    • Click Edit...
    • Append: ;C:\gnuwin\bin to the Variable Value.
    • Click OK
    • Click OK
    • Click OK

If you can run bison or flex from the command prompt, then it worked.

Building the Headers

Copy the source code to the Linux/Unix machine and extract it. Then build and install the headers somewhere convenient, like your home directory. In this example, we'll use /home/dmuse/php though it could be anywhere.

tar xf php-5.6.17.tar.bz2
cd php-5.6.17
./configure --prefix=/home/dmuse/php
make install-headers

Now, copy the entire /home/dmuse/php/include directory to the Windows machine. If the linux/unix machine is visible as a Windows share then you can just drag the directory across the network. Otherwise you can zip or tar it up, contrive to copy it over using scp, ftp, http, or something else, and then extract it by right-clicking on it and selecting Extract All.

Move the includes folder to C:\PHP\dev such that there is now a C:\PHP\dev\include folder. Verify that C:\PHP\dev\include\php exists and that C:\PHP\dev\include\include didn't get created by accident, as sometimes the top-level folder gets duplicated during extraction.

The PHP package now contains most of the headers necessary to develop PHP modules, but a few windows-specific files need to be generated and installed.

Extract the PHP source somewhere convenient on the Windows machine.

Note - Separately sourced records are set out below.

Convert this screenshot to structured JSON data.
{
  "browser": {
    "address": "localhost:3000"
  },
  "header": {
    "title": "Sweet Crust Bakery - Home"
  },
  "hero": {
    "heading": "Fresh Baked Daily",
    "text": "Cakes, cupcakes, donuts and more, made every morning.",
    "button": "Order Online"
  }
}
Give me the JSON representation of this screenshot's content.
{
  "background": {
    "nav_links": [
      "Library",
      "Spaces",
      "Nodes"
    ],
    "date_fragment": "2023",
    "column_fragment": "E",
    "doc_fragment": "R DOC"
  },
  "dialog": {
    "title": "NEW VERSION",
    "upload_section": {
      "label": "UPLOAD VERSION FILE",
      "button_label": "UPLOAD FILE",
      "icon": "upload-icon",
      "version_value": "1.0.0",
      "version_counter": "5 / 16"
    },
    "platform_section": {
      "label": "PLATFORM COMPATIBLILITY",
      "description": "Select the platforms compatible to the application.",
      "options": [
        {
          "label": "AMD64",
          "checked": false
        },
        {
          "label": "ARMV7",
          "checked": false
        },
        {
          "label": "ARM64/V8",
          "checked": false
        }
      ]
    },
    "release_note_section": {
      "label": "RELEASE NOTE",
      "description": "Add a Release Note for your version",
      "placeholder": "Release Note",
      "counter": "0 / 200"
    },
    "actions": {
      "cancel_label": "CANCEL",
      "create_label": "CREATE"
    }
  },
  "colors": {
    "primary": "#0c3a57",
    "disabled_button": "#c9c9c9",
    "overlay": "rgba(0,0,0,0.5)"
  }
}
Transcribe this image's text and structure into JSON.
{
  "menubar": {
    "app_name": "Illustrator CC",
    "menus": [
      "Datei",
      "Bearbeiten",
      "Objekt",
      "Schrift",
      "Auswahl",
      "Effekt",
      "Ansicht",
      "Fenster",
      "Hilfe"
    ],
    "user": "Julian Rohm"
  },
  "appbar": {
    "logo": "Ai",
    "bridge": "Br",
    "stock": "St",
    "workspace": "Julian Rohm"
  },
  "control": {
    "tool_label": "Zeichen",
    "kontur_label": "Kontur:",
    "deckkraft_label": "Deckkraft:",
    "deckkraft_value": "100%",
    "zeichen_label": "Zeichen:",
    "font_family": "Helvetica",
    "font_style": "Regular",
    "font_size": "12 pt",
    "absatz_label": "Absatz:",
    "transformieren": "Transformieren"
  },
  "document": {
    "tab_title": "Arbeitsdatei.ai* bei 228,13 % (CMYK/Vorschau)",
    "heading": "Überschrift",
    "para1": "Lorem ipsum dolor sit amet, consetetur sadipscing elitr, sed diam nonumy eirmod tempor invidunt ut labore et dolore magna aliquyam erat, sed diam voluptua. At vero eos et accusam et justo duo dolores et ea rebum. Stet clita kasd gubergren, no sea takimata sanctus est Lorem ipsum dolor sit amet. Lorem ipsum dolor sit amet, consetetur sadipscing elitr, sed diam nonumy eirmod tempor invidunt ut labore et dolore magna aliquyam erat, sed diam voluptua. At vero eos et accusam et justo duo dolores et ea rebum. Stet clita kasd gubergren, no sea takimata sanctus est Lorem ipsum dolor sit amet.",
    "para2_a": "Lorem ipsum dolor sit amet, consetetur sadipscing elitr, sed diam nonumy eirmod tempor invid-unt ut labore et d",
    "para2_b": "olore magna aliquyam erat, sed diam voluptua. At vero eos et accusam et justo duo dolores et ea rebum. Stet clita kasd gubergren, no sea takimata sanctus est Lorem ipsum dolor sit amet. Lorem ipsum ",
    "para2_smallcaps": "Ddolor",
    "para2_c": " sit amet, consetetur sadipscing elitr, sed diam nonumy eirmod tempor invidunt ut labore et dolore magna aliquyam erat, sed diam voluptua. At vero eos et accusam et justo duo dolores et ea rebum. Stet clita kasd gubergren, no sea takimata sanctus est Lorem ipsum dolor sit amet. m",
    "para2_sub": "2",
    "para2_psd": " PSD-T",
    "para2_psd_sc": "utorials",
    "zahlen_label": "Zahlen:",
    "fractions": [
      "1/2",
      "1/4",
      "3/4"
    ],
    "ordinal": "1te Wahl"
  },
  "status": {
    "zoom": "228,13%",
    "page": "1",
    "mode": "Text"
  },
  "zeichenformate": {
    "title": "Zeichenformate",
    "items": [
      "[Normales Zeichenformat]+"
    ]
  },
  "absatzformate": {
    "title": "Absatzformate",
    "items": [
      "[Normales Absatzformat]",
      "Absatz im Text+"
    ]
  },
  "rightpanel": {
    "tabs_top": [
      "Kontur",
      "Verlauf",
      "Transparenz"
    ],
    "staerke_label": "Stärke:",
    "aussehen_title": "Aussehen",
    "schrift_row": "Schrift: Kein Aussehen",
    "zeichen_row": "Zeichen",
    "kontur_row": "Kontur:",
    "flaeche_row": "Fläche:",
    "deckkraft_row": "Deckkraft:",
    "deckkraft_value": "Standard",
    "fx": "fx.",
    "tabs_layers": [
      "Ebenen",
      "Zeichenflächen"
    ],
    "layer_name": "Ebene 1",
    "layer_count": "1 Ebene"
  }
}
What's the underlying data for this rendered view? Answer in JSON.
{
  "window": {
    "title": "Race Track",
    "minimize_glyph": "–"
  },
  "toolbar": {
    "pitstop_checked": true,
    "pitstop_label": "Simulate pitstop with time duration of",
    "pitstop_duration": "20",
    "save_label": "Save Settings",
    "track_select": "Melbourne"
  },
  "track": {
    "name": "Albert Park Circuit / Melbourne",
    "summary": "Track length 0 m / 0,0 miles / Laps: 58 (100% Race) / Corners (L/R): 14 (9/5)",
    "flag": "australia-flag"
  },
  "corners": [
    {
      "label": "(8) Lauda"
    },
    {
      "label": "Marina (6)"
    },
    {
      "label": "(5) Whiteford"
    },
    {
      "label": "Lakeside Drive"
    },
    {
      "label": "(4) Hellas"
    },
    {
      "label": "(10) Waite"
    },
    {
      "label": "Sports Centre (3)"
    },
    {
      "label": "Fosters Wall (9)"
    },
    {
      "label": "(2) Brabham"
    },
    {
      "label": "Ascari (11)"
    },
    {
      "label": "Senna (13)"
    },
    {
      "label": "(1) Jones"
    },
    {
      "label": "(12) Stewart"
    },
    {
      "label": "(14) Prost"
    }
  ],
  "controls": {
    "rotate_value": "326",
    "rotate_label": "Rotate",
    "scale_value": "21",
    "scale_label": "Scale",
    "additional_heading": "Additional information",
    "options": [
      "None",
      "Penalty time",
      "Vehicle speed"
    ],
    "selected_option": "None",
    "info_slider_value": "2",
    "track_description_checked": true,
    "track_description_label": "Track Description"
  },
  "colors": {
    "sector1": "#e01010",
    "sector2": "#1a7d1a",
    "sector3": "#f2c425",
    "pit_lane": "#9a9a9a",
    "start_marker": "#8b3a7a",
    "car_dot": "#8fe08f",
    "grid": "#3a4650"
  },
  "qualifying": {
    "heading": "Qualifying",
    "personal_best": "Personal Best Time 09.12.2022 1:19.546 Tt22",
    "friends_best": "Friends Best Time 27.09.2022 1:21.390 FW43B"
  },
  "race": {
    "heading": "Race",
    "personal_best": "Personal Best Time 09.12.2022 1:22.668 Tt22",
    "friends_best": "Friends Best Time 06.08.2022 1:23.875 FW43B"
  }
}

Open a Visual Studio command prompt. Make sure to open a prompt for the same architecture as the PHP binary package. For example, if the package is an x86 package, then make sure to open the x86 prompt. If the package is an x64 package, then make sure to open the x64 prompt.

Change directories to the folder that was created when you extracted the PHP source and run the following commands.

cscript /nologo configure.js

Then, copy the Windows-specific headers that were built by those commands into the PHP tree:

copy main\config.w32.h C:\PHP\dev\include\php\main
copy TSRM\tsrm_config.w32.h C:\PHP\dev\include\php\TSRM
copy Zend\zend_config.w32.h C:\PHP\dev\include\php\Zend

And that's it. You have now shoehorned development headers into the PHP package for Windows. Good luck building your PHP module!